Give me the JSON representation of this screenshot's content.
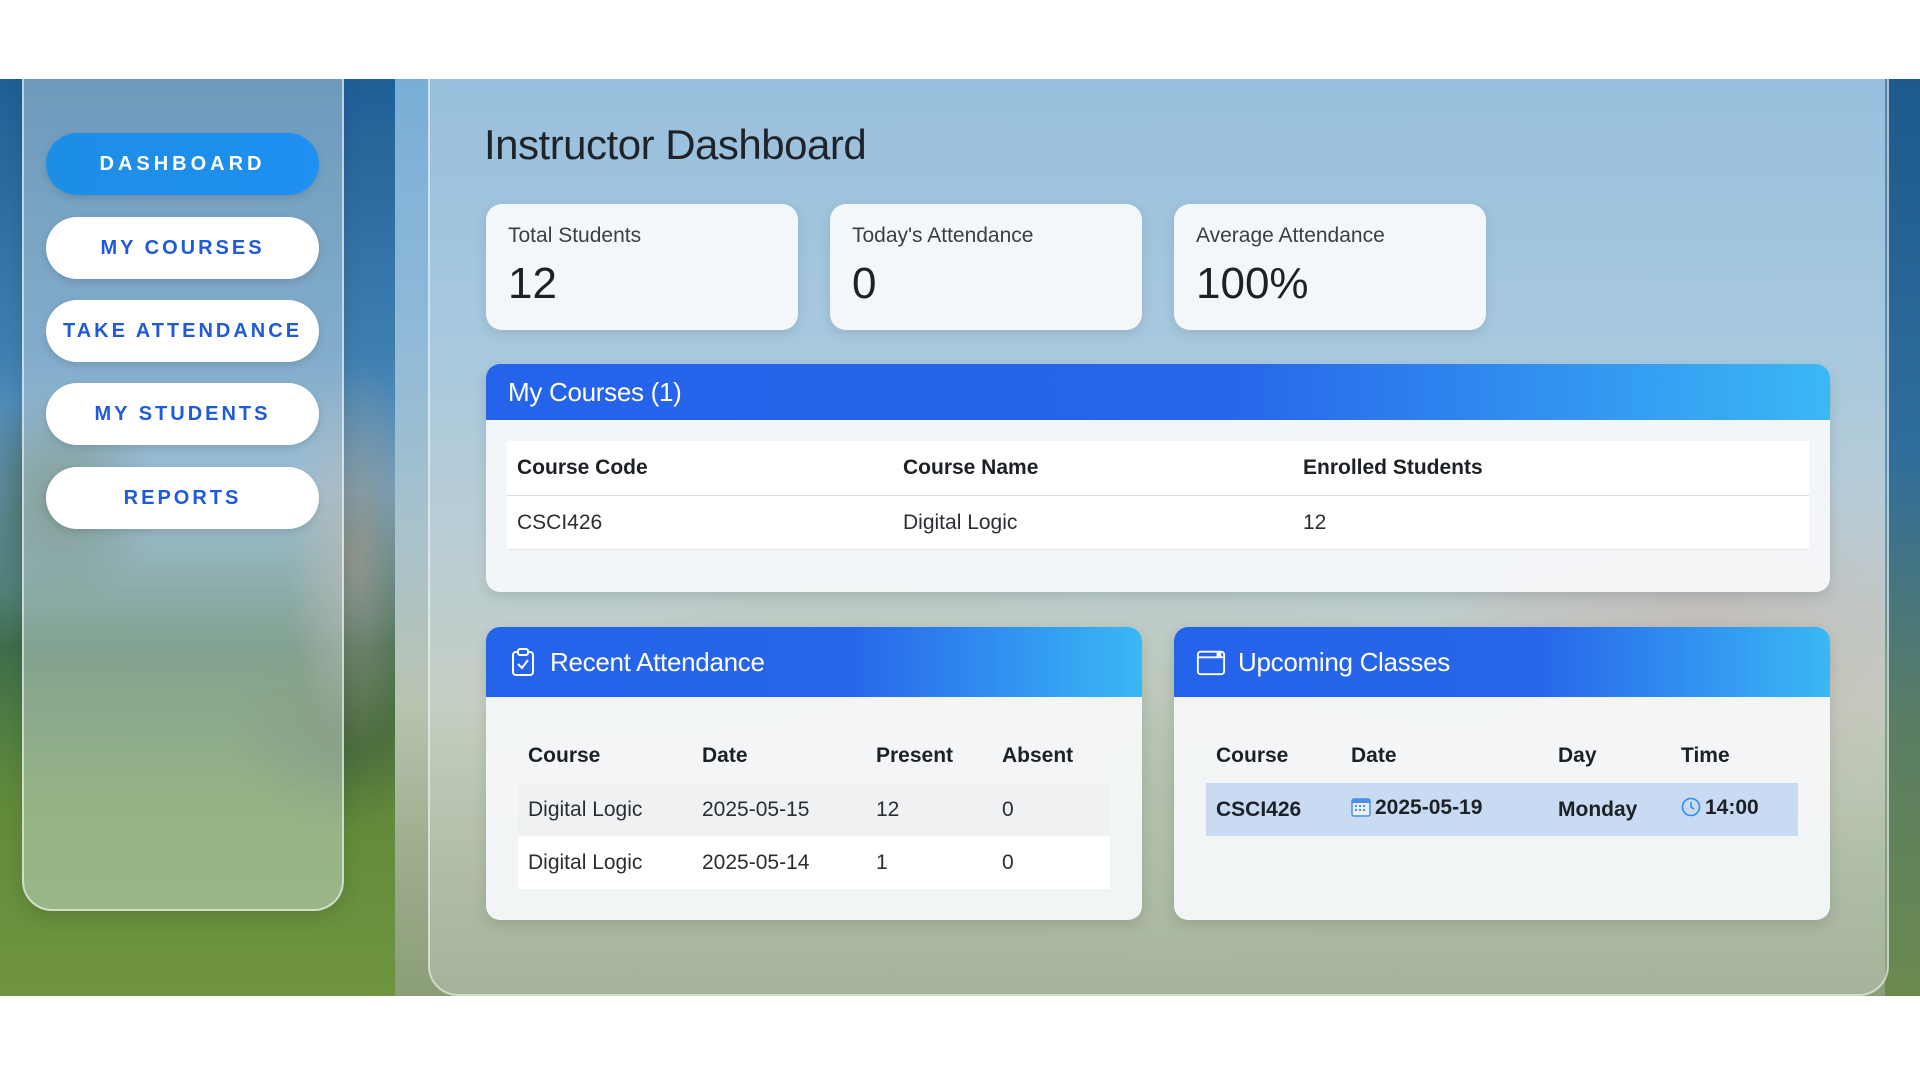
{
  "sidebar": {
    "items": [
      {
        "label": "DASHBOARD",
        "active": true
      },
      {
        "label": "MY COURSES",
        "active": false
      },
      {
        "label": "TAKE ATTENDANCE",
        "active": false
      },
      {
        "label": "MY STUDENTS",
        "active": false
      },
      {
        "label": "REPORTS",
        "active": false
      }
    ]
  },
  "main": {
    "title": "Instructor Dashboard",
    "stats": [
      {
        "label": "Total Students",
        "value": "12"
      },
      {
        "label": "Today's Attendance",
        "value": "0"
      },
      {
        "label": "Average Attendance",
        "value": "100%"
      }
    ],
    "courses": {
      "title": "My Courses (1)",
      "headers": [
        "Course Code",
        "Course Name",
        "Enrolled Students"
      ],
      "rows": [
        [
          "CSCI426",
          "Digital Logic",
          "12"
        ]
      ]
    },
    "recent_attendance": {
      "title": "Recent Attendance",
      "icon": "clipboard-check-icon",
      "headers": [
        "Course",
        "Date",
        "Present",
        "Absent"
      ],
      "rows": [
        [
          "Digital Logic",
          "2025-05-15",
          "12",
          "0"
        ],
        [
          "Digital Logic",
          "2025-05-14",
          "1",
          "0"
        ]
      ]
    },
    "upcoming_classes": {
      "title": "Upcoming Classes",
      "icon": "calendar-icon",
      "headers": [
        "Course",
        "Date",
        "Day",
        "Time"
      ],
      "rows": [
        [
          "CSCI426",
          "2025-05-19",
          "Monday",
          "14:00"
        ]
      ]
    }
  },
  "colors": {
    "accent": "#2563eb",
    "accent_light": "#3ab8f5",
    "nav_active": "#1d8ee6",
    "nav_text": "#1f5ad8",
    "highlight_row": "#c9daf3"
  }
}
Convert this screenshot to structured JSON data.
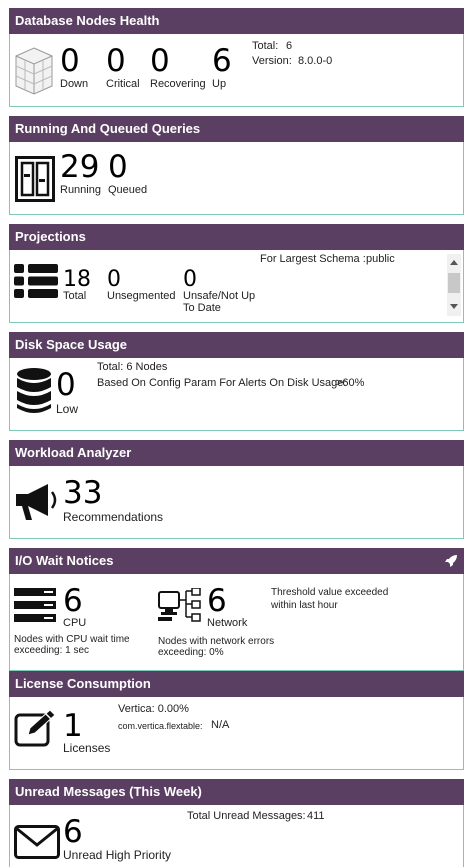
{
  "db": {
    "title": "Database Nodes Health",
    "metrics": [
      {
        "value": "0",
        "label": "Down"
      },
      {
        "value": "0",
        "label": "Critical"
      },
      {
        "value": "0",
        "label": "Recovering"
      },
      {
        "value": "6",
        "label": "Up"
      }
    ],
    "total_label": "Total:",
    "total_value": "6",
    "version_label": "Version:",
    "version_value": "8.0.0-0"
  },
  "queries": {
    "title": "Running And Queued Queries",
    "running_value": "29",
    "running_label": "Running",
    "queued_value": "0",
    "queued_label": "Queued"
  },
  "projections": {
    "title": "Projections",
    "total_value": "18",
    "total_label": "Total",
    "unseg_value": "0",
    "unseg_label": "Unsegmented",
    "unsafe_value": "0",
    "unsafe_label_1": "Unsafe/Not Up",
    "unsafe_label_2": "To Date",
    "schema_label": "For Largest Schema :",
    "schema_value": "public"
  },
  "disk": {
    "title": "Disk Space Usage",
    "value": "0",
    "label": "Low",
    "total_line": "Total:   6 Nodes",
    "config_line": "Based On Config Param For Alerts On Disk Usage:",
    "config_value": ">60%"
  },
  "workload": {
    "title": "Workload Analyzer",
    "value": "33",
    "label": "Recommendations"
  },
  "io": {
    "title": "I/O Wait Notices",
    "cpu_value": "6",
    "cpu_label": "CPU",
    "cpu_note_1": "Nodes with CPU wait time",
    "cpu_note_2": "exceeding: 1 sec",
    "net_value": "6",
    "net_label": "Network",
    "net_note_1": "Nodes with network errors",
    "net_note_2": "exceeding: 0%",
    "threshold_1": "Threshold value exceeded",
    "threshold_2": "within last hour"
  },
  "license": {
    "title": "License Consumption",
    "value": "1",
    "label": "Licenses",
    "vertica_line": "Vertica:  0.00%",
    "flex_label": "com.vertica.flextable:",
    "flex_value": "N/A"
  },
  "messages": {
    "title": "Unread Messages (This Week)",
    "value": "6",
    "label": "Unread High Priority",
    "total_label": "Total Unread Messages:",
    "total_value": "411"
  },
  "colors": {
    "header": "#5b3f63",
    "border": "#7fc8b8"
  }
}
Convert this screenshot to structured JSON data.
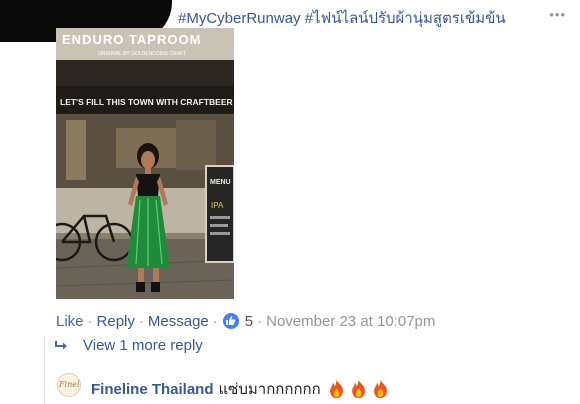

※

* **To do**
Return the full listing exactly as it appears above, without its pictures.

* **Answer**
Give me the JSON representation of this screenshot's content.
{
  "sidebar": {
    "items": [
      {
        "label": "DASHBOARD",
        "active": true
      },
      {
        "label": "MY COURSES",
        "active": false
      },
      {
        "label": "TAKE ATTENDANCE",
        "active": false
      },
      {
        "label": "MY STUDENTS",
        "active": false
      },
      {
        "label": "REPORTS",
        "active": false
      }
    ]
  },
  "main": {
    "title": "Instructor Dashboard",
    "stats": [
      {
        "label": "Total Students",
        "value": "12"
      },
      {
        "label": "Today's Attendance",
        "value": "0"
      },
      {
        "label": "Average Attendance",
        "value": "100%"
      }
    ],
    "courses": {
      "title": "My Courses (1)",
      "headers": [
        "Course Code",
        "Course Name",
        "Enrolled Students"
      ],
      "rows": [
        [
          "CSCI426",
          "Digital Logic",
          "12"
        ]
      ]
    },
    "recent_attendance": {
      "title": "Recent Attendance",
      "icon": "clipboard-check-icon",
      "headers": [
        "Course",
        "Date",
        "Present",
        "Absent"
      ],
      "rows": [
        [
          "Digital Logic",
          "2025-05-15",
          "12",
          "0"
        ],
        [
          "Digital Logic",
          "2025-05-14",
          "1",
          "0"
        ]
      ]
    },
    "upcoming_classes": {
      "title": "Upcoming Classes",
      "icon": "calendar-icon",
      "headers": [
        "Course",
        "Date",
        "Day",
        "Time"
      ],
      "rows": [
        [
          "CSCI426",
          "2025-05-19",
          "Monday",
          "14:00"
        ]
      ]
    }
  },
  "colors": {
    "accent": "#2563eb",
    "accent_light": "#3ab8f5",
    "nav_active": "#1d8ee6",
    "nav_text": "#1f5ad8",
    "highlight_row": "#c9daf3"
  }
}
Convert this screenshot to structured JSON data.
{
  "db": {
    "title": "Database Nodes Health",
    "metrics": [
      {
        "value": "0",
        "label": "Down"
      },
      {
        "value": "0",
        "label": "Critical"
      },
      {
        "value": "0",
        "label": "Recovering"
      },
      {
        "value": "6",
        "label": "Up"
      }
    ],
    "total_label": "Total:",
    "total_value": "6",
    "version_label": "Version:",
    "version_value": "8.0.0-0"
  },
  "queries": {
    "title": "Running And Queued Queries",
    "running_value": "29",
    "running_label": "Running",
    "queued_value": "0",
    "queued_label": "Queued"
  },
  "projections": {
    "title": "Projections",
    "total_value": "18",
    "total_label": "Total",
    "unseg_value": "0",
    "unseg_label": "Unsegmented",
    "unsafe_value": "0",
    "unsafe_label_1": "Unsafe/Not Up",
    "unsafe_label_2": "To Date",
    "schema_label": "For Largest Schema :",
    "schema_value": "public"
  },
  "disk": {
    "title": "Disk Space Usage",
    "value": "0",
    "label": "Low",
    "total_line": "Total:   6 Nodes",
    "config_line": "Based On Config Param For Alerts On Disk Usage:",
    "config_value": ">60%"
  },
  "workload": {
    "title": "Workload Analyzer",
    "value": "33",
    "label": "Recommendations"
  },
  "io": {
    "title": "I/O Wait Notices",
    "cpu_value": "6",
    "cpu_label": "CPU",
    "cpu_note_1": "Nodes with CPU wait time",
    "cpu_note_2": "exceeding: 1 sec",
    "net_value": "6",
    "net_label": "Network",
    "net_note_1": "Nodes with network errors",
    "net_note_2": "exceeding: 0%",
    "threshold_1": "Threshold value exceeded",
    "threshold_2": "within last hour"
  },
  "license": {
    "title": "License Consumption",
    "value": "1",
    "label": "Licenses",
    "vertica_line": "Vertica:  0.00%",
    "flex_label": "com.vertica.flextable:",
    "flex_value": "N/A"
  },
  "messages": {
    "title": "Unread Messages (This Week)",
    "value": "6",
    "label": "Unread High Priority",
    "total_label": "Total Unread Messages:",
    "total_value": "411"
  },
  "colors": {
    "header": "#5b3f63",
    "border": "#7fc8b8"
  }
}
Convert this screenshot to structured JSON data.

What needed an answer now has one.